Thank you for your leadership to help establish Maker Promise — and recognizing the potential of the maker movement to unstandardize our nation’s schools. Your post is so thoughtful and cogent in describing the value of maker education in our schools.

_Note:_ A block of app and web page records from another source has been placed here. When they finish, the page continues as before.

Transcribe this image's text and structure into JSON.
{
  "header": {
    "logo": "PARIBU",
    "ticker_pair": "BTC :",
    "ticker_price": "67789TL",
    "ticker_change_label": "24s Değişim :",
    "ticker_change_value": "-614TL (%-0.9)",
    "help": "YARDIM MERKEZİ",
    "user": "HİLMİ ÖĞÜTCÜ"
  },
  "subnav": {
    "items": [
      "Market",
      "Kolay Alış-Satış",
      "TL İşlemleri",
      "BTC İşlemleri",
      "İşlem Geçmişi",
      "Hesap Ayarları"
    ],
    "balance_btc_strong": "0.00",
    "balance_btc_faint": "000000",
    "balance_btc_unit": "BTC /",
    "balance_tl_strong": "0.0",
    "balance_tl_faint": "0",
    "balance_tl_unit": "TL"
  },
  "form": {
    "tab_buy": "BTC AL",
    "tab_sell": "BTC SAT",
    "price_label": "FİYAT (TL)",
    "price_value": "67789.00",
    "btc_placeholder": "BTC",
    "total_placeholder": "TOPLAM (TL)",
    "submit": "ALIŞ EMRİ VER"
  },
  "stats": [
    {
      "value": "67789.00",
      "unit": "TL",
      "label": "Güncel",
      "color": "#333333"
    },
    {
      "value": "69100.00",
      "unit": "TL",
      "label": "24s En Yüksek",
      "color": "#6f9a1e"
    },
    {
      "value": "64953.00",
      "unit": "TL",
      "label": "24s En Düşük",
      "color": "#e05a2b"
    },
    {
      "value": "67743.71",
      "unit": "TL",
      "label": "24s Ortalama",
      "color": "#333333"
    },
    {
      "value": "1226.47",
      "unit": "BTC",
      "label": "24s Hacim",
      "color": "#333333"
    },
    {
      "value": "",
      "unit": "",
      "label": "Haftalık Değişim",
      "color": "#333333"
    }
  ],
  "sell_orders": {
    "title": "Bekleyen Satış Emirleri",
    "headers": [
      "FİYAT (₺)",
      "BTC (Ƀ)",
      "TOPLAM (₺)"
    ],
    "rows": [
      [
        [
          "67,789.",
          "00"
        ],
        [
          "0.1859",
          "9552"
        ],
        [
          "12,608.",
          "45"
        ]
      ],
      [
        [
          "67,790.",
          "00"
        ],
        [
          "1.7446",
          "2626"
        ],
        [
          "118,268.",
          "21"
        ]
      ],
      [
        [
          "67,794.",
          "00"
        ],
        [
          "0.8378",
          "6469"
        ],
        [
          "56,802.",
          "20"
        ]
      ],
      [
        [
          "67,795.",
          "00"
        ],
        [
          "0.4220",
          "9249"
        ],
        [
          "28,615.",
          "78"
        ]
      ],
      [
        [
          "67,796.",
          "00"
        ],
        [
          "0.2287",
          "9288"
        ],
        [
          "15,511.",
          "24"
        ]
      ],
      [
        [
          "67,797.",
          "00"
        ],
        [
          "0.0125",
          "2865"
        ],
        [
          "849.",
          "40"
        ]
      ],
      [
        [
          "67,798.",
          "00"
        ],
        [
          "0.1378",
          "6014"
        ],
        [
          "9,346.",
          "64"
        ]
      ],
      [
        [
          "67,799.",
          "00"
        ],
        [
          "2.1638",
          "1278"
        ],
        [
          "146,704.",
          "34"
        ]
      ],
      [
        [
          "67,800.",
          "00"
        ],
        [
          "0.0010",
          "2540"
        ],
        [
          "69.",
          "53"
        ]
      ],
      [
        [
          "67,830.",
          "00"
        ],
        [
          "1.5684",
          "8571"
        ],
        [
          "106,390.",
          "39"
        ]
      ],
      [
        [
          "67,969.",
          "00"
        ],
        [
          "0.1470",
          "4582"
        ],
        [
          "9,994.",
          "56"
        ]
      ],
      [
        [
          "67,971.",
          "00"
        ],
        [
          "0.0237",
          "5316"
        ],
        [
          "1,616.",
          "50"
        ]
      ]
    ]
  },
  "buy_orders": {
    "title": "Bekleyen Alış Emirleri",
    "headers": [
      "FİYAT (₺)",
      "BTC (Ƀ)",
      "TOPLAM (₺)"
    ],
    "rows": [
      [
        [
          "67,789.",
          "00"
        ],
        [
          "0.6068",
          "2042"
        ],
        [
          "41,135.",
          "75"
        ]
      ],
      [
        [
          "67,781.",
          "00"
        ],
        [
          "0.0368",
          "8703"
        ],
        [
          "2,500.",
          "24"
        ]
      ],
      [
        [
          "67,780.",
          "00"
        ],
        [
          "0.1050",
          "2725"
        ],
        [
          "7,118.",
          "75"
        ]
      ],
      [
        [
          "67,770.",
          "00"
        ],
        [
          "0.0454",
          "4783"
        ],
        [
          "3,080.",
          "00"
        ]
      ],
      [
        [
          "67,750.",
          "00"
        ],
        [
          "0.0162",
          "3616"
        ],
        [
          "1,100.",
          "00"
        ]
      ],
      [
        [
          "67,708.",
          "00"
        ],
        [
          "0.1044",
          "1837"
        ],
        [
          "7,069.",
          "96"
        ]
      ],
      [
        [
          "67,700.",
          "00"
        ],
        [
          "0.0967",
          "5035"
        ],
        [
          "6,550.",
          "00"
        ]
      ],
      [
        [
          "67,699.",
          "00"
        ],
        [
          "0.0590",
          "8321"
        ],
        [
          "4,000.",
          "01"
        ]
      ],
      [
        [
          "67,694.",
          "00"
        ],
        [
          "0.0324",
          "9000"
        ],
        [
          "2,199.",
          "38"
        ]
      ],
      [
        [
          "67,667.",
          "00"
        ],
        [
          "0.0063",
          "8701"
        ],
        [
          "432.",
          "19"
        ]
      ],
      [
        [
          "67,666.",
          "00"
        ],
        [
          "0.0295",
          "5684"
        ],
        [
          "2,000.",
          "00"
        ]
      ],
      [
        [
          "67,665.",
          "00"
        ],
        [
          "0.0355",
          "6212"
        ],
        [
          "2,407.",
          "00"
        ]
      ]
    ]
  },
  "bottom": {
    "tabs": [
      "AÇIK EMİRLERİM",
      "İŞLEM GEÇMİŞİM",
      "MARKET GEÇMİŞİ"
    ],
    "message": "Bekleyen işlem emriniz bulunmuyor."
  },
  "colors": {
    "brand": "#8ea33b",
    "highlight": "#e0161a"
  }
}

When our young people connect with each other and adults in our maker communities, their passion for learning is evident. Whether using a sewing machine in one of our high school libraries or saws and hammers in an elementary wood shop, children become joyful learners when they get the chance to pursue personal learning interests as well as work on maker projects tied to curricula. Young makers remind us that the best times of learning almost never occur for children sitting in rows, filling in test bubbles, or listening to a long lecture. Instead their curiosity, questions, excitement, persistence, and determination when engaged in making to learn or learning to make represent the best of what educators do when they educate children for life, not school.